(etc.)
Track Name: The Origin of Species: part 2 (Chapters V-VII)
In chapter five I deftly strive to stipulate my theory's laws
But alas, though I'm convinced I'm right, I don't yet know the cause
But I'm sure that before long you can replace my theoretics
With a brand new branch of science putting all these variations down to something called genetics.

In chapter six I tackle the tricky bits, the objections people spout
Like how can something complex like an eyeball come about?
And how come the world's not teeming with transitional varieties?
I dispense these doubts with just a dash of logic and panache and hope to set your troubled mind at ease.

The seventh chapter deals with objections miscellaneous
Voiced by scientists who think my theory's quite outrageous
Like how can you account for a useful structure's incipient stages?
I answer this by looking at the snail, the whale, the bat, the rat for over twenty pages.
Track Name: Wife Song For Emma
I'd been thrusted, maladjusted, into a world that I wasn't sure I trusted
It was far too much, so I tested writing a list, and here's what I listed:
I had friends, funds and fame, but there was one thing for which I still lusted
I explicitly confessed it, saying this is the thing that I miss:

I needed a wi-i-ife
And not just any old wife, but a wife for life
Through good times and stri-i-ife
And as I schemed away there seemed no way out of this dilemma:
So I proposed to cousin Emma

Well my father was very delighted. I was keeping it in the family.

She said "Yes, coz, I feel blessed, coz, for you are one of the best, coz,
I confess, coz, I was starting to fear that I was getting too old
And that no man in his right mind would ever be this way inclined."
And after we'd dine I spoke my mind and said "I think that I've struck gold."

For I've found a wi-i-ife
And not just any old wife, but a wife for life
Through good times and stri-i-ife
And no matter what comes my way I will praise that day in November
When I'd proposed to my cousin Emma

Isn’t she beautiful? I particularly like her nose. The same lack of determination as mine. Our children all have the same nose, funnily enough. And little Charlie has six fingers on one hand. Anyway. I mean her father, my uncle, my father’s brother, and the greatest pot-maker in all the land, certainly didn't object.

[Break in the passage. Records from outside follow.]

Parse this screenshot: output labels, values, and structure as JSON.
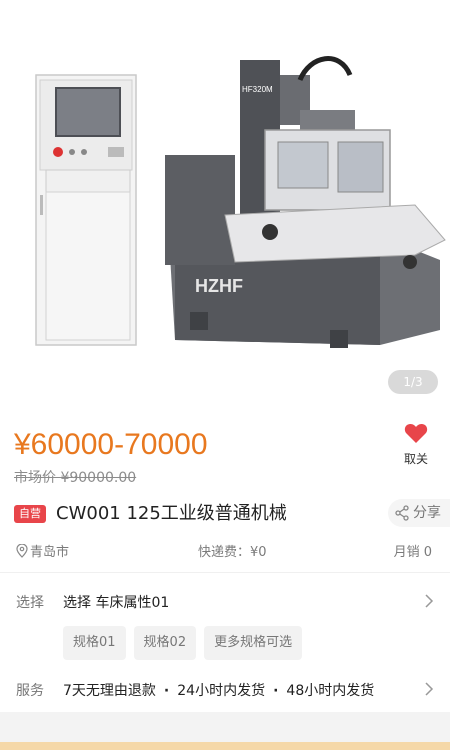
{
  "gallery": {
    "pager": "1/3",
    "brand_mark": "HZHF",
    "model_mark": "HF320M"
  },
  "price": {
    "range": "¥60000-70000",
    "market_label": "市场价",
    "market_price": "¥90000.00",
    "color": "#e8781f"
  },
  "favorite": {
    "label": "取关",
    "icon": "heart-icon",
    "color": "#e8454a"
  },
  "title": {
    "badge": "自营",
    "text": "CW001 125工业级普通机械",
    "share_label": "分享"
  },
  "info": {
    "location": "青岛市",
    "shipping": "快递费：¥0",
    "monthly_sales": "月销 0"
  },
  "select": {
    "label": "选择",
    "value": "选择  车床属性01",
    "options": [
      "规格01",
      "规格02",
      "更多规格可选"
    ]
  },
  "service": {
    "label": "服务",
    "items": [
      "7天无理由退款",
      "24小时内发货",
      "48小时内发货"
    ]
  }
}
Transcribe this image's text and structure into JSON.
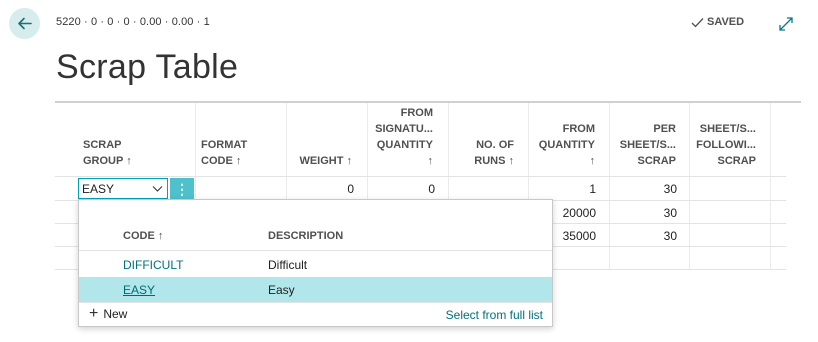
{
  "header": {
    "record_key": "5220 · 0 · 0 · 0 · 0.00 · 0.00 · 1",
    "saved_label": "SAVED",
    "title": "Scrap Table"
  },
  "columns": [
    {
      "label": "SCRAP GROUP ↑"
    },
    {
      "label": "FORMAT CODE ↑"
    },
    {
      "label": "WEIGHT ↑"
    },
    {
      "label": "FROM SIGNATU... QUANTITY ↑"
    },
    {
      "label": "NO. OF RUNS ↑"
    },
    {
      "label": "FROM QUANTITY ↑"
    },
    {
      "label": "PER SHEET/S... SCRAP"
    },
    {
      "label": "SHEET/S... FOLLOWI... SCRAP"
    }
  ],
  "header_lines": {
    "scrap_group": [
      "SCRAP",
      "GROUP ↑"
    ],
    "format_code": [
      "FORMAT",
      "CODE ↑"
    ],
    "weight": [
      "WEIGHT ↑"
    ],
    "from_sig": [
      "FROM",
      "SIGNATU...",
      "QUANTITY",
      "↑"
    ],
    "no_runs": [
      "NO. OF",
      "RUNS ↑"
    ],
    "from_qty": [
      "FROM",
      "QUANTITY",
      "↑"
    ],
    "per_sheet": [
      "PER",
      "SHEET/S...",
      "SCRAP"
    ],
    "sheet_follow": [
      "SHEET/S...",
      "FOLLOWI...",
      "SCRAP"
    ]
  },
  "rows": [
    {
      "scrap_group": "EASY",
      "weight": "0",
      "from_sig": "0",
      "from_qty": "1",
      "per_sheet": "30"
    },
    {
      "from_qty": "20000",
      "per_sheet": "30"
    },
    {
      "from_qty": "35000",
      "per_sheet": "30"
    }
  ],
  "dropdown": {
    "code_header": "CODE ↑",
    "desc_header": "DESCRIPTION",
    "items": [
      {
        "code": "DIFFICULT",
        "description": "Difficult"
      },
      {
        "code": "EASY",
        "description": "Easy"
      }
    ],
    "new_label": "New",
    "full_list_label": "Select from full list"
  },
  "colors": {
    "accent": "#00a4b4",
    "selected_row": "#b1e7ea",
    "link": "#00727c",
    "back_button_bg": "#d6eced"
  },
  "icons": [
    "back-arrow-icon",
    "checkmark-icon",
    "expand-icon",
    "chevron-down-icon",
    "more-options-icon",
    "plus-icon"
  ]
}
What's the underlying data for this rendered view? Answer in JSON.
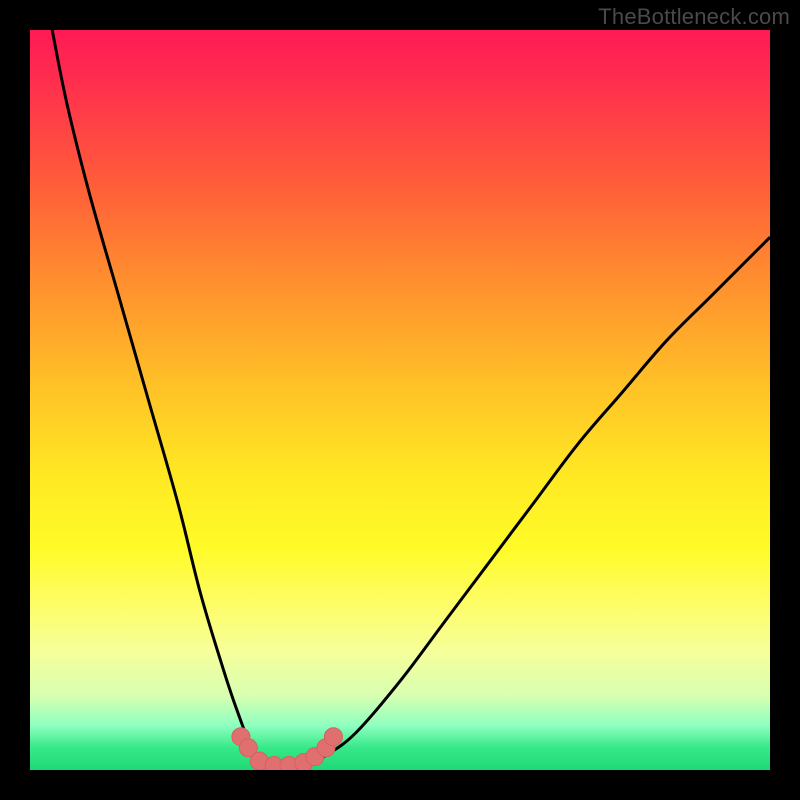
{
  "watermark": {
    "text": "TheBottleneck.com"
  },
  "colors": {
    "frame": "#000000",
    "curve_stroke": "#000000",
    "marker_fill": "#e07070",
    "marker_stroke": "#d85f5f",
    "gradient_top": "#ff1a55",
    "gradient_bottom": "#1fd877"
  },
  "chart_data": {
    "type": "line",
    "title": "",
    "xlabel": "",
    "ylabel": "",
    "xlim": [
      0,
      100
    ],
    "ylim": [
      0,
      100
    ],
    "grid": false,
    "legend": false,
    "series": [
      {
        "name": "bottleneck-curve",
        "x": [
          3,
          5,
          8,
          12,
          16,
          20,
          23,
          26,
          28,
          30,
          32,
          34,
          36,
          38,
          40,
          44,
          50,
          56,
          62,
          68,
          74,
          80,
          86,
          92,
          98,
          100
        ],
        "y": [
          100,
          90,
          78,
          64,
          50,
          36,
          24,
          14,
          8,
          3,
          1,
          0.5,
          0.5,
          1,
          2,
          5,
          12,
          20,
          28,
          36,
          44,
          51,
          58,
          64,
          70,
          72
        ]
      }
    ],
    "markers": [
      {
        "x": 28.5,
        "y": 4.5
      },
      {
        "x": 29.5,
        "y": 3.0
      },
      {
        "x": 31.0,
        "y": 1.2
      },
      {
        "x": 33.0,
        "y": 0.6
      },
      {
        "x": 35.0,
        "y": 0.6
      },
      {
        "x": 37.0,
        "y": 1.0
      },
      {
        "x": 38.5,
        "y": 1.8
      },
      {
        "x": 40.0,
        "y": 3.0
      },
      {
        "x": 41.0,
        "y": 4.5
      }
    ]
  }
}
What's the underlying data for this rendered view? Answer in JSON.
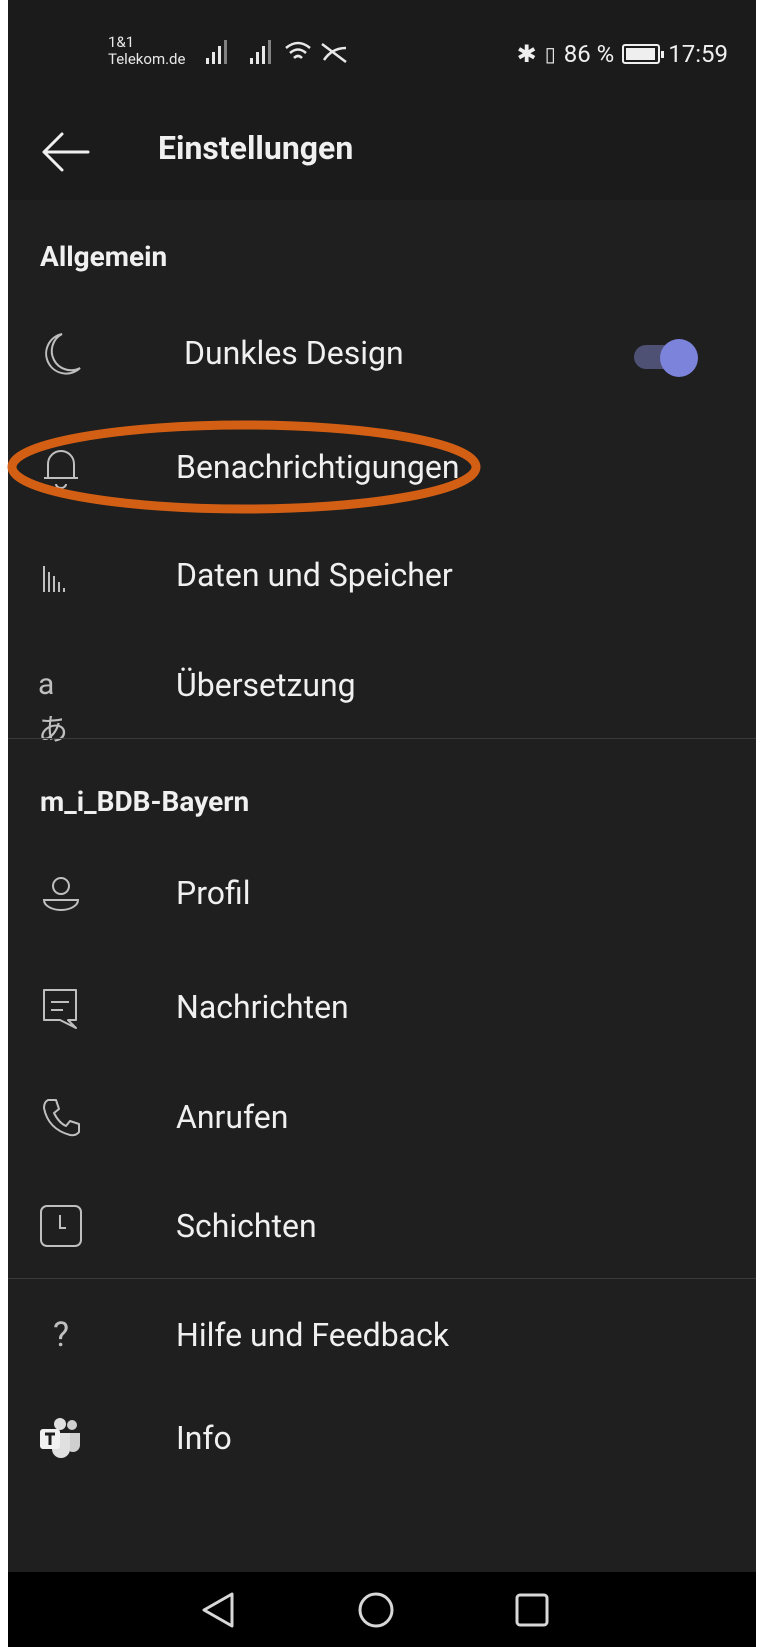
{
  "statusbar": {
    "carrier_line1": "1&1",
    "carrier_line2": "Telekom.de",
    "battery_text": "86 %",
    "time": "17:59",
    "battery_level": 0.86
  },
  "header": {
    "title": "Einstellungen"
  },
  "general": {
    "title": "Allgemein",
    "items": [
      {
        "label": "Dunkles Design",
        "icon": "moon-icon"
      },
      {
        "label": "Benachrichtigungen",
        "icon": "bell-icon"
      },
      {
        "label": "Daten und Speicher",
        "icon": "data-icon"
      },
      {
        "label": "Übersetzung",
        "icon": "translate-icon"
      }
    ],
    "dark_mode_on": true
  },
  "org": {
    "title": "m_i_BDB-Bayern",
    "items": [
      {
        "label": "Profil",
        "icon": "person-icon"
      },
      {
        "label": "Nachrichten",
        "icon": "chat-icon"
      },
      {
        "label": "Anrufen",
        "icon": "phone-icon"
      },
      {
        "label": "Schichten",
        "icon": "clock-icon"
      }
    ]
  },
  "more": {
    "items": [
      {
        "label": "Hilfe und Feedback",
        "icon": "help-icon"
      },
      {
        "label": "Info",
        "icon": "teams-logo-icon"
      }
    ]
  },
  "colors": {
    "background": "#1f1f1f",
    "accent": "#7b83db",
    "annotation": "#d35f14"
  }
}
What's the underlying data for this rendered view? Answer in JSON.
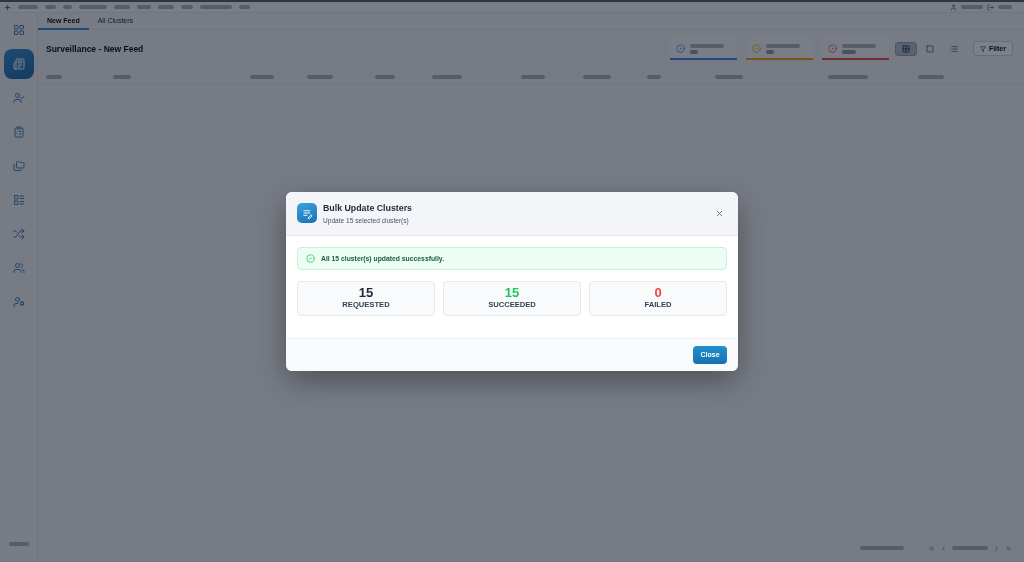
{
  "app": {
    "sidebar": {
      "items": [
        {
          "selected": false
        },
        {
          "selected": true
        },
        {
          "selected": false
        },
        {
          "selected": false
        },
        {
          "selected": false
        },
        {
          "selected": false
        },
        {
          "selected": false
        },
        {
          "selected": false
        },
        {
          "selected": false
        }
      ]
    },
    "tabs": [
      {
        "label": "New Feed",
        "selected": true
      },
      {
        "label": "All Clusters",
        "selected": false
      }
    ],
    "page_title": "Surveillance - New Feed",
    "metrics": [
      {
        "kind": "info"
      },
      {
        "kind": "warning"
      },
      {
        "kind": "alert"
      }
    ],
    "view_buttons": [
      {
        "selected": true
      },
      {
        "selected": false
      },
      {
        "selected": false
      }
    ],
    "filter_button": "Filter"
  },
  "dialog": {
    "title": "Bulk Update Clusters",
    "subtitle": "Update 15 selected cluster(s)",
    "message": "All 15 cluster(s) updated successfully.",
    "results": [
      {
        "value": "15",
        "label": "REQUESTED",
        "color": "#1e293b"
      },
      {
        "value": "15",
        "label": "SUCCEEDED",
        "color": "#22c55e"
      },
      {
        "value": "0",
        "label": "FAILED",
        "color": "#ef4444"
      }
    ],
    "close_button": "Close"
  }
}
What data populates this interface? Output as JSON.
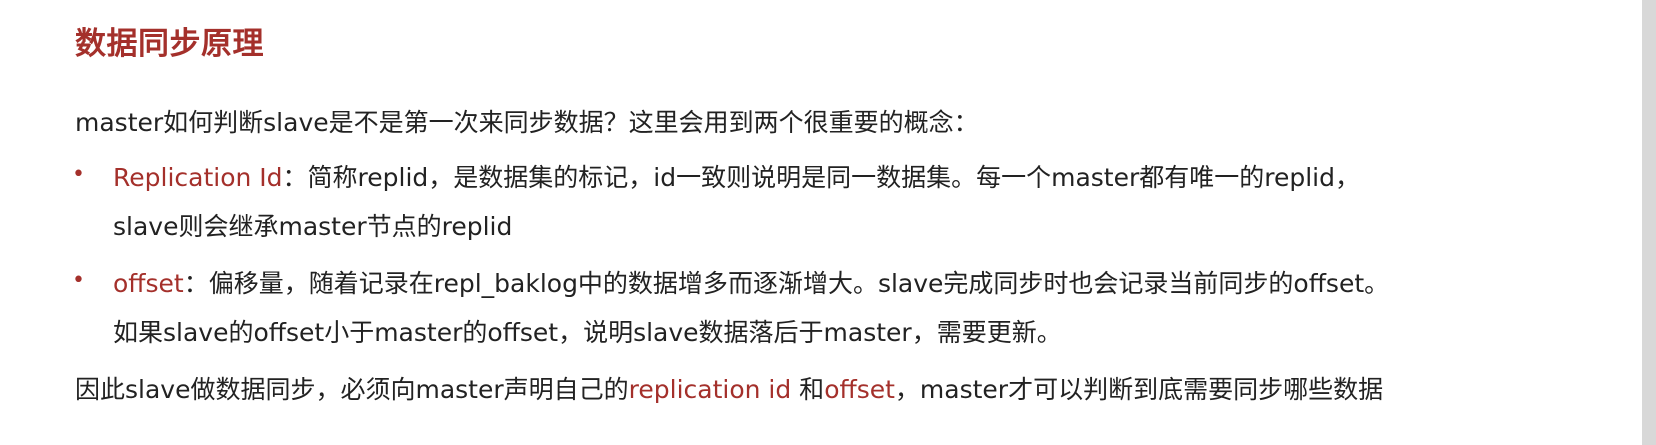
{
  "title": "数据同步原理",
  "intro": "master如何判断slave是不是第一次来同步数据？这里会用到两个很重要的概念：",
  "items": [
    {
      "term": "Replication Id",
      "line1": "：简称replid，是数据集的标记，id一致则说明是同一数据集。每一个master都有唯一的replid，",
      "line2": "slave则会继承master节点的replid"
    },
    {
      "term": "offset",
      "line1": "：偏移量，随着记录在repl_baklog中的数据增多而逐渐增大。slave完成同步时也会记录当前同步的offset。",
      "line2": "如果slave的offset小于master的offset，说明slave数据落后于master，需要更新。"
    }
  ],
  "conclusion": {
    "part1": "因此slave做数据同步，必须向master声明自己的",
    "term1": "replication id",
    "part2": " 和",
    "term2": "offset",
    "part3": "，master才可以判断到底需要同步哪些数据"
  },
  "colors": {
    "accent": "#a4302b",
    "text": "#222222"
  }
}
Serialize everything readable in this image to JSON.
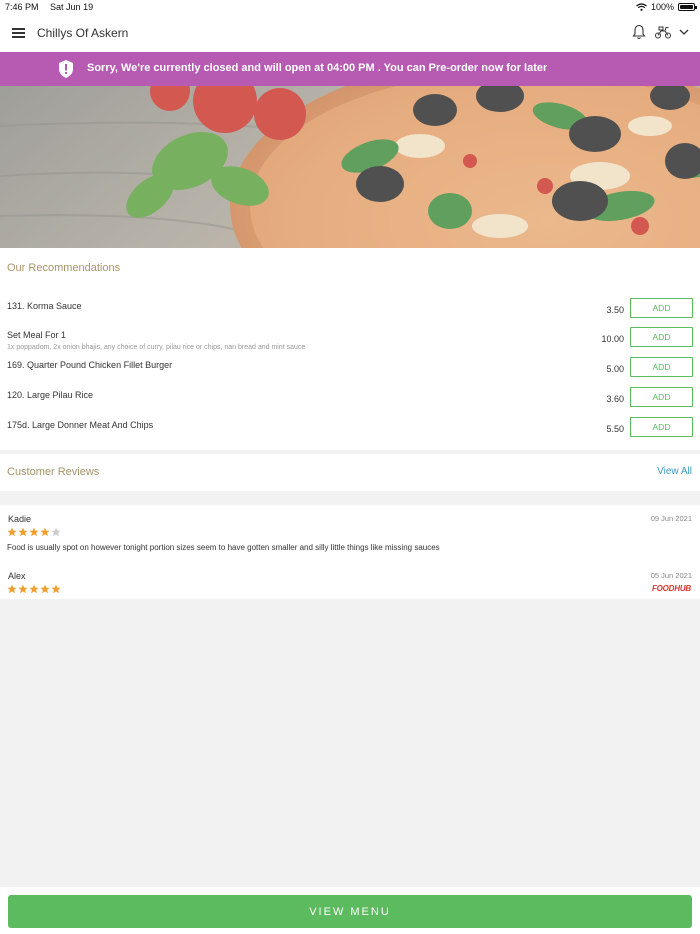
{
  "status_bar": {
    "time": "7:46 PM",
    "date": "Sat Jun 19",
    "battery": "100%"
  },
  "header": {
    "title": "Chillys Of Askern"
  },
  "banner": {
    "text": "Sorry, We're currently closed and will open at 04:00 PM . You can Pre-order now for later",
    "color": "#b65ab2"
  },
  "recommendations": {
    "title": "Our Recommendations",
    "add_label": "ADD",
    "items": [
      {
        "name": "131. Korma Sauce",
        "desc": "",
        "price": "3.50"
      },
      {
        "name": "Set Meal For 1",
        "desc": "1x poppadom, 2x onion bhajis, any choice of curry, pilau rice or chips, nan bread and mint sauce",
        "price": "10.00"
      },
      {
        "name": "169. Quarter Pound Chicken Fillet Burger",
        "desc": "",
        "price": "5.00"
      },
      {
        "name": "120. Large Pilau Rice",
        "desc": "",
        "price": "3.60"
      },
      {
        "name": "175d. Large Donner Meat And Chips",
        "desc": "",
        "price": "5.50"
      }
    ]
  },
  "reviews": {
    "title": "Customer Reviews",
    "view_all": "View All",
    "items": [
      {
        "name": "Kadie",
        "date": "09 Jun 2021",
        "rating": 4,
        "text": "Food is usually spot on however tonight portion sizes seem to have gotten smaller and silly little things like missing sauces"
      },
      {
        "name": "Alex",
        "date": "05 Jun 2021",
        "rating": 5,
        "text": "",
        "source": "FOODHUB"
      }
    ]
  },
  "footer": {
    "button": "VIEW MENU"
  },
  "colors": {
    "accent": "#5cba5f",
    "banner": "#b65ab2",
    "section_title": "#a8946c",
    "link": "#3a9bc2",
    "star": "#f0a030"
  },
  "icons": [
    "menu-icon",
    "bell-icon",
    "scooter-icon",
    "chevron-down-icon",
    "shield-icon",
    "wifi-icon",
    "battery-icon",
    "star-icon"
  ]
}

He said “Hey man! No way man! The answer’s definitely okay man!
You can have the old spinster, I already miss her, but tomorrow I probably won’t.
Best of luck man! Run amuck man! I’ll be there if you ever get stuck man!
Oh and have all the pots that you need!” and I said, “No thanks, Josiah, I don’t.”

For I’ve found a wi-i-ife
And not just any old wife, but a wife for life
Through good times and stri-i-ife
And no matter what comes our way, this will be a day to remember
For today is the day that I married my cousin Emma.

She’s always been like a sister to me. We’re very close.
Track Name: The Origin of Species: part 3 (Chapters VIII-XV)
In chapter 8 I’ll look at instincts, the way an animal behaves
The way a pointer points and some ants have the habit of keeping slaves
The way a cuckoo tends to lay its eggs in the nest of another bird
And I’ll conclude that instinct, just like corporeal structure, can and will selectively be transferred

In 9, I’ll do reciprocal dimorphic hybridism
And ask, 'Would God, however odd, conceive of such a system?'
In 10, the lack of evidence from the fossils we've collected,
And ask, 'On such a tumultuous planet, can a perfect geological record be expected?'

In 11, I’ll look at evidence from the fossils that I'm right
In 12, the way that species diverge - by land, by sea, by flight
In 13, the way they get to islands and other places remote
And in 14 I’ll do embryology, morphology, and every other ology that float my figurative boat

And lastly comes my recapitulation and conclusion
Which sets things straight and clears up any areas of confusion
And I’ll say that a revolutionary evolutionary must have patience
For although contemporary thinkers may find it hard to overturn their ingrained notions of creationism, I must put my trust in the impartiality of future generations!

And that’s you lot!